The Good and the Bad

The good is that they designed a memorable ad. They shocked BROCA enough that two months later I imagine many people still remembered the ad. The bad is that viewers had no idea who the ad was for.

When we market ourselves, we must do two things:

1. Make ourselves stand out. As I’ve said multiple times: Do it differently. Do it uniquely. If all the other cows in the field are black and white, you need to be purple. (Thanks for the visual, Seth.)

2. Make our products (us or our novels or your store) central to the theme of the ad.

It stuns me how rarely marketers do this. One more Super Bowl example: I still remember an ad from over ten years ago, but I can’t tell you the company is unless I look it up: The Cat Herders.

This ad won numerous awards, including an Emmy Award nomination.
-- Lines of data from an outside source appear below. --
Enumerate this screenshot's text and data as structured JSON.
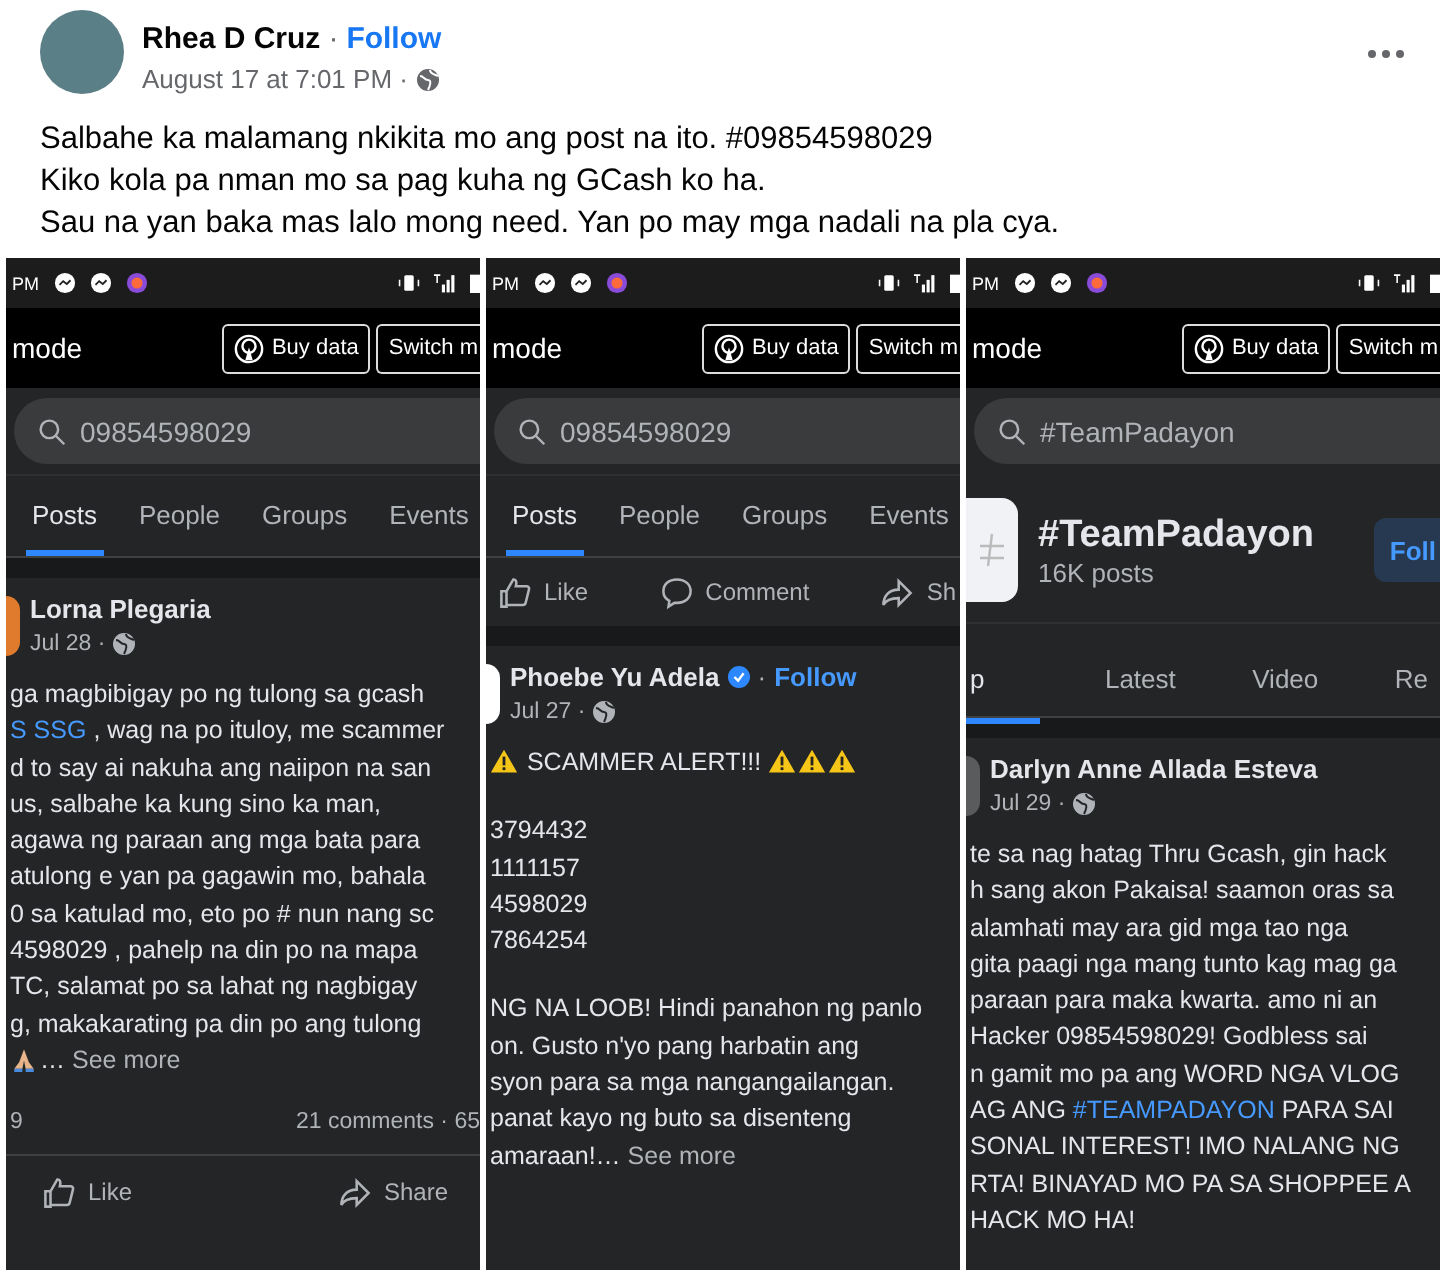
{
  "post": {
    "author": "Rhea D Cruz",
    "separator": "·",
    "follow": "Follow",
    "date": "August 17 at 7:01 PM ·",
    "lines": [
      "Salbahe ka malamang nkikita mo ang post na ito. #09854598029",
      "Kiko kola pa nman mo sa pag kuha ng GCash ko ha.",
      "Sau na yan baka mas lalo mong need. Yan po may mga nadali na pla cya."
    ]
  },
  "screenshots": [
    {
      "kind": "search_results",
      "status_time": "PM",
      "mode_label": "mode",
      "buy_data": "Buy data",
      "switch_mode": "Switch m",
      "search": "09854598029",
      "tabs": [
        {
          "label": "Posts",
          "selected": true
        },
        {
          "label": "People",
          "selected": false
        },
        {
          "label": "Groups",
          "selected": false
        },
        {
          "label": "Events",
          "selected": false
        }
      ],
      "post": {
        "author": "Lorna Plegaria",
        "verified": false,
        "date": "Jul 28 ·",
        "color": "#e07a2c",
        "paragraphs": [
          [
            [
              {
                "kind": "text",
                "text": "ga magbibigay po ng tulong sa gcash"
              }
            ],
            [
              {
                "kind": "link",
                "text": "S SSG"
              },
              {
                "kind": "text",
                "text": " , wag na po ituloy, me scammer"
              }
            ],
            [
              {
                "kind": "text",
                "text": "d to say ai nakuha ang naiipon na san"
              }
            ],
            [
              {
                "kind": "text",
                "text": "us, salbahe ka kung sino ka man,"
              }
            ],
            [
              {
                "kind": "text",
                "text": "agawa ng paraan ang mga bata para"
              }
            ],
            [
              {
                "kind": "text",
                "text": "atulong e yan pa gagawin mo, bahala"
              }
            ],
            [
              {
                "kind": "text",
                "text": "0 sa katulad mo, eto po # nun nang sc"
              }
            ],
            [
              {
                "kind": "text",
                "text": "4598029 , pahelp na din po na mapa"
              }
            ],
            [
              {
                "kind": "text",
                "text": "TC, salamat po sa lahat ng nagbigay"
              }
            ],
            [
              {
                "kind": "text",
                "text": "g, makakarating pa din po ang tulong"
              }
            ],
            [
              {
                "kind": "emoji"
              },
              {
                "kind": "text",
                "text": "… "
              },
              {
                "kind": "more",
                "text": "See more"
              }
            ]
          ]
        ],
        "reactions": "9",
        "comments": "21 comments · 65"
      },
      "bottom_actions": [
        {
          "kind": "like",
          "label": "Like"
        },
        {
          "kind": "share",
          "label": "Share"
        }
      ]
    },
    {
      "kind": "search_results",
      "status_time": "PM",
      "mode_label": "mode",
      "buy_data": "Buy data",
      "switch_mode": "Switch m",
      "search": "09854598029",
      "tabs": [
        {
          "label": "Posts",
          "selected": true
        },
        {
          "label": "People",
          "selected": false
        },
        {
          "label": "Groups",
          "selected": false
        },
        {
          "label": "Events",
          "selected": false
        }
      ],
      "top_actions": [
        {
          "kind": "like",
          "label": "Like"
        },
        {
          "kind": "comment",
          "label": "Comment"
        },
        {
          "kind": "share",
          "label": "Sh"
        }
      ],
      "post": {
        "author": "Phoebe Yu Adela",
        "verified": true,
        "separator": "·",
        "follow": "Follow",
        "date": "Jul 27 ·",
        "color": "#ffffff",
        "paragraphs": [
          [
            [
              {
                "kind": "warning"
              },
              {
                "kind": "text",
                "text": " SCAMMER ALERT!!! "
              },
              {
                "kind": "warning"
              },
              {
                "kind": "warning"
              },
              {
                "kind": "warning"
              }
            ]
          ],
          [
            [
              {
                "kind": "text",
                "text": "3794432"
              }
            ],
            [
              {
                "kind": "text",
                "text": "1111157"
              }
            ],
            [
              {
                "kind": "text",
                "text": "4598029"
              }
            ],
            [
              {
                "kind": "text",
                "text": "7864254"
              }
            ]
          ],
          [
            [
              {
                "kind": "text",
                "text": "NG NA LOOB! Hindi panahon ng panlo"
              }
            ],
            [
              {
                "kind": "text",
                "text": "on. Gusto n'yo pang harbatin ang"
              }
            ],
            [
              {
                "kind": "text",
                "text": "syon para sa mga nangangailangan."
              }
            ],
            [
              {
                "kind": "text",
                "text": "panat kayo ng buto sa disenteng"
              }
            ],
            [
              {
                "kind": "text",
                "text": "amaraan!… "
              },
              {
                "kind": "more",
                "text": "See more"
              }
            ]
          ]
        ]
      }
    },
    {
      "kind": "hashtag",
      "status_time": "PM",
      "mode_label": "mode",
      "buy_data": "Buy data",
      "switch_mode": "Switch m",
      "search": "#TeamPadayon",
      "hashtag": {
        "title": "#TeamPadayon",
        "count": "16K posts",
        "follow": "Foll"
      },
      "tabs": [
        {
          "label": "p",
          "selected": true
        },
        {
          "label": "Latest",
          "selected": false
        },
        {
          "label": "Video",
          "selected": false
        },
        {
          "label": "Re",
          "selected": false
        }
      ],
      "post": {
        "author": "Darlyn Anne Allada Esteva",
        "verified": false,
        "date": "Jul 29 ·",
        "color": "#5a5b5d",
        "paragraphs": [
          [
            [
              {
                "kind": "text",
                "text": "te sa nag hatag Thru Gcash, gin hack"
              }
            ],
            [
              {
                "kind": "text",
                "text": "h sang akon Pakaisa! saamon oras sa"
              }
            ],
            [
              {
                "kind": "text",
                "text": "alamhati may ara gid mga tao nga"
              }
            ],
            [
              {
                "kind": "text",
                "text": "gita paagi nga mang tunto kag mag ga"
              }
            ],
            [
              {
                "kind": "text",
                "text": "paraan para maka kwarta. amo ni an"
              }
            ],
            [
              {
                "kind": "text",
                "text": "Hacker 09854598029! Godbless sai"
              }
            ],
            [
              {
                "kind": "text",
                "text": "n gamit mo pa ang WORD NGA VLOG"
              }
            ],
            [
              {
                "kind": "text",
                "text": "AG ANG "
              },
              {
                "kind": "link",
                "text": "#TEAMPADAYON"
              },
              {
                "kind": "text",
                "text": " PARA SAI"
              }
            ],
            [
              {
                "kind": "text",
                "text": "SONAL INTEREST! IMO NALANG NG"
              }
            ],
            [
              {
                "kind": "text",
                "text": "RTA! BINAYAD MO PA SA SHOPPEE A"
              }
            ],
            [
              {
                "kind": "text",
                "text": "HACK MO HA!"
              }
            ]
          ]
        ]
      }
    }
  ]
}
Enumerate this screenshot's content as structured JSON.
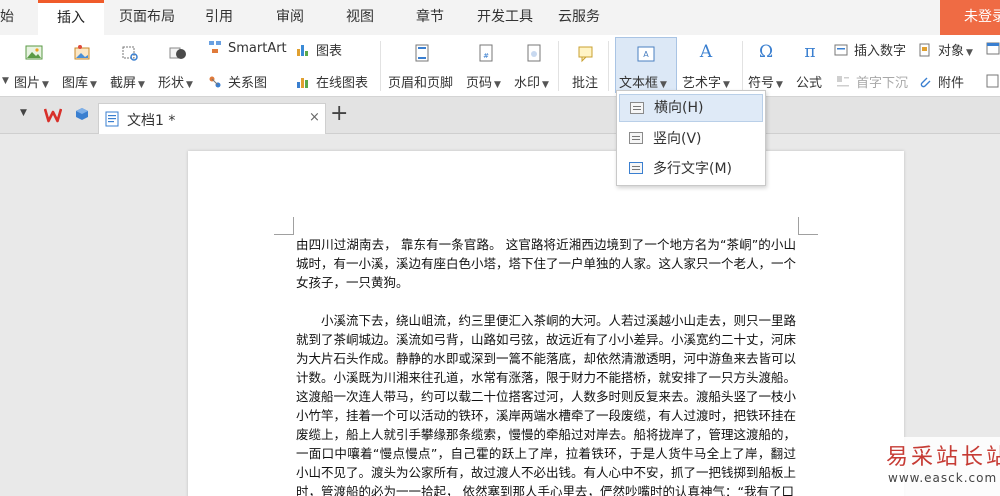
{
  "menu": {
    "tabs": [
      "始",
      "插入",
      "页面布局",
      "引用",
      "审阅",
      "视图",
      "章节",
      "开发工具",
      "云服务"
    ],
    "active_tab": "插入",
    "login": "未登录"
  },
  "ribbon": {
    "picture": "图片",
    "gallery": "图库",
    "screenshot": "截屏",
    "shapes": "形状",
    "smartart": "SmartArt",
    "chart": "图表",
    "relation": "关系图",
    "online_chart": "在线图表",
    "header_footer": "页眉和页脚",
    "page_number": "页码",
    "watermark": "水印",
    "comment": "批注",
    "textbox": "文本框",
    "wordart": "艺术字",
    "symbol": "符号",
    "formula": "公式",
    "insert_number": "插入数字",
    "object": "对象",
    "drop_cap": "首字下沉",
    "attachment": "附件"
  },
  "tabbar": {
    "doc_title": "文档1 *",
    "close": "×",
    "new_tab": "+"
  },
  "dropdown": {
    "items": [
      "横向(H)",
      "竖向(V)",
      "多行文字(M)"
    ]
  },
  "document": {
    "paragraphs": [
      "由四川过湖南去， 靠东有一条官路。 这官路将近湘西边境到了一个地方名为“茶峒”的小山城时，有一小溪，溪边有座白色小塔，塔下住了一户单独的人家。这人家只一个老人，一个女孩子，一只黄狗。",
      "小溪流下去，绕山岨流，约三里便汇入茶峒的大河。人若过溪越小山走去，则只一里路就到了茶峒城边。溪流如弓背，山路如弓弦，故远近有了小小差异。小溪宽约二十丈，河床为大片石头作成。静静的水即或深到一篙不能落底，却依然清澈透明，河中游鱼来去皆可以计数。小溪既为川湘来往孔道，水常有涨落，限于财力不能搭桥，就安排了一只方头渡船。这渡船一次连人带马，约可以载二十位搭客过河，人数多时则反复来去。渡船头竖了一枝小小竹竿，挂着一个可以活动的铁环，溪岸两端水槽牵了一段废缆，有人过渡时，把铁环挂在废缆上，船上人就引手攀缘那条缆索，慢慢的牵船过对岸去。船将拢岸了，管理这渡船的，一面口中嚷着“慢点慢点”，自己霍的跃上了岸，拉着铁环，于是人货牛马全上了岸，翻过小山不见了。渡头为公家所有，故过渡人不必出钱。有人心中不安，抓了一把钱掷到船板上时，管渡船的必为一一拾起， 依然塞到那人手心里去，俨然吵嘴时的认真神气：“我有了口"
    ]
  },
  "watermark": {
    "site": "易采站长站",
    "url": "www.easck.com"
  },
  "colors": {
    "accent": "#f05b2a",
    "login_bg": "#ef6b44",
    "dropdown_hover": "#dfeaf7"
  }
}
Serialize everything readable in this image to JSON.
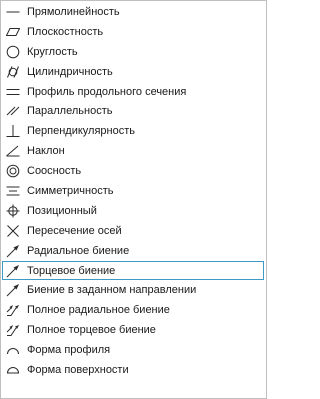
{
  "dropdown": {
    "items": [
      {
        "label": "Прямолинейность",
        "icon": "straightness-icon"
      },
      {
        "label": "Плоскостность",
        "icon": "flatness-icon"
      },
      {
        "label": "Круглость",
        "icon": "circularity-icon"
      },
      {
        "label": "Цилиндричность",
        "icon": "cylindricity-icon"
      },
      {
        "label": "Профиль продольного сечения",
        "icon": "longitudinal-profile-icon"
      },
      {
        "label": "Параллельность",
        "icon": "parallelism-icon"
      },
      {
        "label": "Перпендикулярность",
        "icon": "perpendicularity-icon"
      },
      {
        "label": "Наклон",
        "icon": "angularity-icon"
      },
      {
        "label": "Соосность",
        "icon": "concentricity-icon"
      },
      {
        "label": "Симметричность",
        "icon": "symmetry-icon"
      },
      {
        "label": "Позиционный",
        "icon": "position-icon"
      },
      {
        "label": "Пересечение осей",
        "icon": "axes-intersection-icon"
      },
      {
        "label": "Радиальное биение",
        "icon": "radial-runout-icon"
      },
      {
        "label": "Торцевое биение",
        "icon": "axial-runout-icon"
      },
      {
        "label": "Биение в заданном направлении",
        "icon": "directional-runout-icon"
      },
      {
        "label": "Полное радиальное биение",
        "icon": "total-radial-runout-icon"
      },
      {
        "label": "Полное торцевое биение",
        "icon": "total-axial-runout-icon"
      },
      {
        "label": "Форма профиля",
        "icon": "profile-of-line-icon"
      },
      {
        "label": "Форма поверхности",
        "icon": "profile-of-surface-icon"
      }
    ],
    "selected_index": 13,
    "colors": {
      "border": "#bfbfbf",
      "selection_border": "#3d99c6",
      "text": "#1a1a1a",
      "icon": "#2b2b2b"
    }
  }
}
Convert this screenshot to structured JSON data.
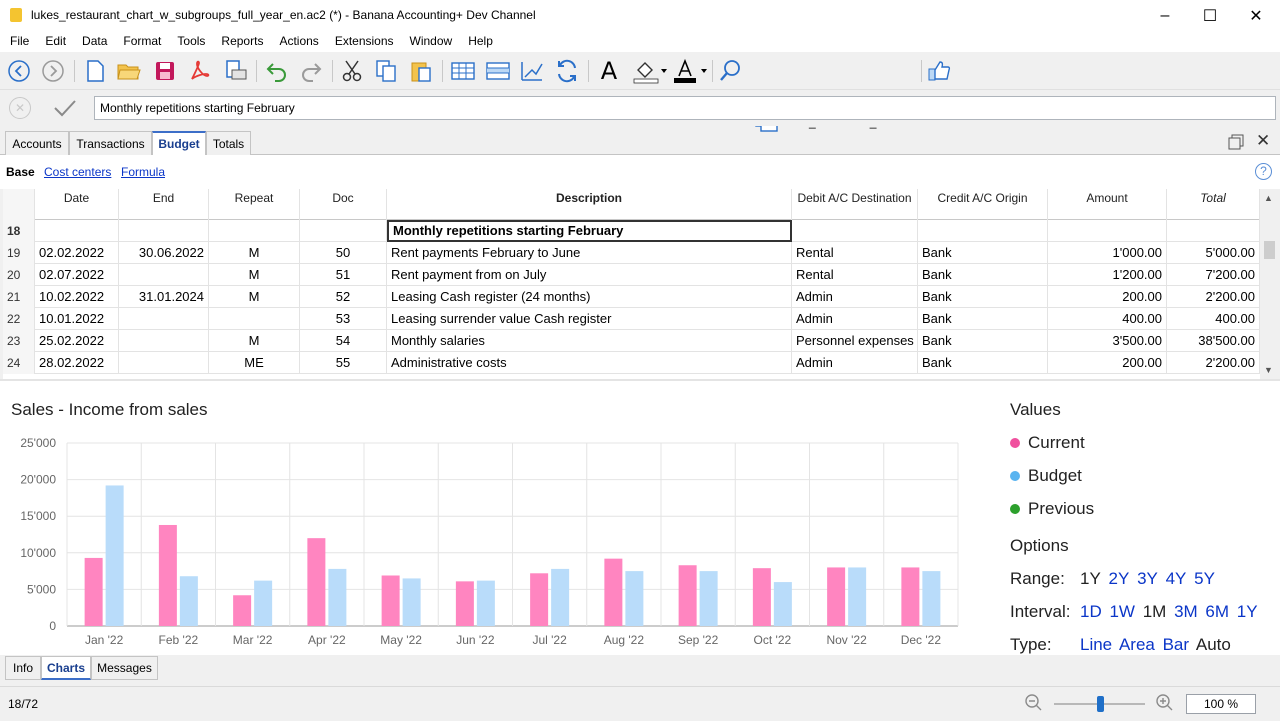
{
  "window": {
    "title": "lukes_restaurant_chart_w_subgroups_full_year_en.ac2 (*) - Banana Accounting+ Dev Channel"
  },
  "menu": [
    "File",
    "Edit",
    "Data",
    "Format",
    "Tools",
    "Reports",
    "Actions",
    "Extensions",
    "Window",
    "Help"
  ],
  "toolbar": {
    "file_selector": "lukes_restaurant_cha..."
  },
  "edit_line": {
    "value": "Monthly repetitions starting February"
  },
  "tabs": [
    "Accounts",
    "Transactions",
    "Budget",
    "Totals"
  ],
  "active_tab": "Budget",
  "views": {
    "base": "Base",
    "cost_centers": "Cost centers",
    "formula": "Formula"
  },
  "table": {
    "headers": {
      "date": "Date",
      "end": "End",
      "repeat": "Repeat",
      "doc": "Doc",
      "description": "Description",
      "debit": "Debit A/C  Destination",
      "credit": "Credit A/C  Origin",
      "amount": "Amount",
      "total": "Total"
    },
    "rows": [
      {
        "num": "18",
        "date": "",
        "end": "",
        "repeat": "",
        "doc": "",
        "description": "Monthly repetitions starting February",
        "debit": "",
        "credit": "",
        "amount": "",
        "total": ""
      },
      {
        "num": "19",
        "date": "02.02.2022",
        "end": "30.06.2022",
        "repeat": "M",
        "doc": "50",
        "description": "Rent payments February to June",
        "debit": "Rental",
        "credit": "Bank",
        "amount": "1'000.00",
        "total": "5'000.00"
      },
      {
        "num": "20",
        "date": "02.07.2022",
        "end": "",
        "repeat": "M",
        "doc": "51",
        "description": "Rent payment from on July",
        "debit": "Rental",
        "credit": "Bank",
        "amount": "1'200.00",
        "total": "7'200.00"
      },
      {
        "num": "21",
        "date": "10.02.2022",
        "end": "31.01.2024",
        "repeat": "M",
        "doc": "52",
        "description": "Leasing Cash register (24 months)",
        "debit": "Admin",
        "credit": "Bank",
        "amount": "200.00",
        "total": "2'200.00"
      },
      {
        "num": "22",
        "date": "10.01.2022",
        "end": "",
        "repeat": "",
        "doc": "53",
        "description": "Leasing surrender value Cash register",
        "debit": "Admin",
        "credit": "Bank",
        "amount": "400.00",
        "total": "400.00"
      },
      {
        "num": "23",
        "date": "25.02.2022",
        "end": "",
        "repeat": "M",
        "doc": "54",
        "description": "Monthly salaries",
        "debit": "Personnel expenses",
        "credit": "Bank",
        "amount": "3'500.00",
        "total": "38'500.00"
      },
      {
        "num": "24",
        "date": "28.02.2022",
        "end": "",
        "repeat": "ME",
        "doc": "55",
        "description": "Administrative costs",
        "debit": "Admin",
        "credit": "Bank",
        "amount": "200.00",
        "total": "2'200.00"
      }
    ]
  },
  "chart_panel": {
    "title": "Sales - Income from sales",
    "values_heading": "Values",
    "legend": [
      {
        "label": "Current",
        "color": "#f0509e"
      },
      {
        "label": "Budget",
        "color": "#5ab4f0"
      },
      {
        "label": "Previous",
        "color": "#2ca02c"
      }
    ],
    "options_heading": "Options",
    "range_label": "Range:",
    "range_options": [
      "1Y",
      "2Y",
      "3Y",
      "4Y",
      "5Y"
    ],
    "range_selected": "1Y",
    "interval_label": "Interval:",
    "interval_options": [
      "1D",
      "1W",
      "1M",
      "3M",
      "6M",
      "1Y"
    ],
    "interval_selected": "1M",
    "type_label": "Type:",
    "type_options": [
      "Line",
      "Area",
      "Bar",
      "Auto"
    ],
    "type_selected": "Auto"
  },
  "chart_data": {
    "type": "bar",
    "categories": [
      "Jan '22",
      "Feb '22",
      "Mar '22",
      "Apr '22",
      "May '22",
      "Jun '22",
      "Jul '22",
      "Aug '22",
      "Sep '22",
      "Oct '22",
      "Nov '22",
      "Dec '22"
    ],
    "series": [
      {
        "name": "Current",
        "color": "#ff85c0",
        "values": [
          9300,
          13800,
          4200,
          12000,
          6900,
          6100,
          7200,
          9200,
          8300,
          7900,
          8000,
          8000
        ]
      },
      {
        "name": "Budget",
        "color": "#b9dcfa",
        "values": [
          19200,
          6800,
          6200,
          7800,
          6500,
          6200,
          7800,
          7500,
          7500,
          6000,
          8000,
          7500
        ]
      }
    ],
    "ylim": [
      0,
      25000
    ],
    "yticks": [
      "0",
      "5'000",
      "10'000",
      "15'000",
      "20'000",
      "25'000"
    ],
    "grid": true
  },
  "bottom_tabs": [
    "Info",
    "Charts",
    "Messages"
  ],
  "active_bottom_tab": "Charts",
  "status": {
    "position": "18/72",
    "zoom": "100 %"
  }
}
Why? It nailed my first point. But failed miserably on my second, which makes me wonder why it was lauded as excellent advertising. (If you remember the ad, can you tell me who the company is who ran it?)

Call me whacky, but I’m of the opinion that to win an award, an ad must cause the viewers to remember the company it is advertising.

Do It Differently

So don’t do it like the big boys. Whether you’re working with your publisher, or you’re a bookstore working with your ad agency/media reps, or you’re working on marketing materials for yourself, make the merchandise the focus.

I promise it’ll make it a heck of a lot easier for your customers to make a purchase if they know what the product is.

(BTW, the companies in the two ads I mention are, respectively, TaxAct.com and EDS―Electronic Data Systems, founded by H. Ross Perot.)


Jim Rubart and Dennis Brooke will be conducting the Orientation and Special Session: “How to Pitch Your Ideas to an Editor or Agent” at Northwest Christian Writers Renewal Conference. Click here for more information.

This post first appeared on Christian Fiction Online Magazine. Used by kind permission.

James L. Rubart is the best-selling, and award winning author of ROOMS, BOOK OF DAYS, and THE CHAIR. During the day he runs Barefoot Marketing, helping authors make more coin of the realm. In his free time he dirt bikes, hikes, water skis and take photos. No, he doesn’t sleep much. He lives with his amazing wife and teenage sons in the Pacific Northwest and still thinks he’s young enough to water ski like a madman. More at www.jameslrubart.com Or e-mail him at: jim@jimrubart.com